• What you will do:
Look through the material below, count the lines containing the word "Visual", and state only the count.

• Source records:
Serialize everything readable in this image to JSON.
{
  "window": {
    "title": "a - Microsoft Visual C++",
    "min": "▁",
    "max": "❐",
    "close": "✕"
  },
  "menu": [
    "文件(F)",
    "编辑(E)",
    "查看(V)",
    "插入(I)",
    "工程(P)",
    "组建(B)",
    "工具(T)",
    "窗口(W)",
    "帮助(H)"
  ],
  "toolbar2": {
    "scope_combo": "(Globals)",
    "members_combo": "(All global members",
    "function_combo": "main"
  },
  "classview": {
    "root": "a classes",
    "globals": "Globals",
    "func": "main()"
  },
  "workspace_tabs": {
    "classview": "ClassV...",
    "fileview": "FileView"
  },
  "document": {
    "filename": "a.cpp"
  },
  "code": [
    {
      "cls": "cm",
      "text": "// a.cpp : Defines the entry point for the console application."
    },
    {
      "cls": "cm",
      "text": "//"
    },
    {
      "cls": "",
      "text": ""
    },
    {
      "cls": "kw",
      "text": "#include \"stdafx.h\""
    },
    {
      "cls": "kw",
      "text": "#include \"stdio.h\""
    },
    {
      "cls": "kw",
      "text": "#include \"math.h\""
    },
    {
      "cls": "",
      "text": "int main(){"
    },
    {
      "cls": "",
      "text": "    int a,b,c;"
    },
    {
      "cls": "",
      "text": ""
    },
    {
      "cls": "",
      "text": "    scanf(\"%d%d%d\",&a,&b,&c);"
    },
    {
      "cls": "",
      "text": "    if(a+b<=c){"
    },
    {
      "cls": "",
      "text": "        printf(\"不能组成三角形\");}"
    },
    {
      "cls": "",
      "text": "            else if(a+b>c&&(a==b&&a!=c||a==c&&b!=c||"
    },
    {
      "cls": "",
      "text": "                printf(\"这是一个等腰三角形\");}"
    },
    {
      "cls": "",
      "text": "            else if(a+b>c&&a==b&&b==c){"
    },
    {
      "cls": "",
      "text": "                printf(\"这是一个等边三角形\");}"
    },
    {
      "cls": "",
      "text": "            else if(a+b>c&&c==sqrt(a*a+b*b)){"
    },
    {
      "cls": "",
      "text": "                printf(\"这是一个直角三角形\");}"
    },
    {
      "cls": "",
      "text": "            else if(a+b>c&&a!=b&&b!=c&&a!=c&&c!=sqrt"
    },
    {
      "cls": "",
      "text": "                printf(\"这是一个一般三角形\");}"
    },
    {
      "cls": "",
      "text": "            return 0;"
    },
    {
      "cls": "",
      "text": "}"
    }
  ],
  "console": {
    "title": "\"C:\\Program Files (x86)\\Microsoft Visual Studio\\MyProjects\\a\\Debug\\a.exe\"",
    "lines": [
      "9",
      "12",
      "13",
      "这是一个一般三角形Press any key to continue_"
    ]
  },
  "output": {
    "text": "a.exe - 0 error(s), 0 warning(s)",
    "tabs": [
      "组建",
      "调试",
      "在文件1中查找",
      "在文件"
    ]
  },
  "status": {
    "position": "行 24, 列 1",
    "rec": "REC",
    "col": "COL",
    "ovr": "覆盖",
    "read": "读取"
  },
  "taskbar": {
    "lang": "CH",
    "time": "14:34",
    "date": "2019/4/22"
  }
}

• Task answer:
2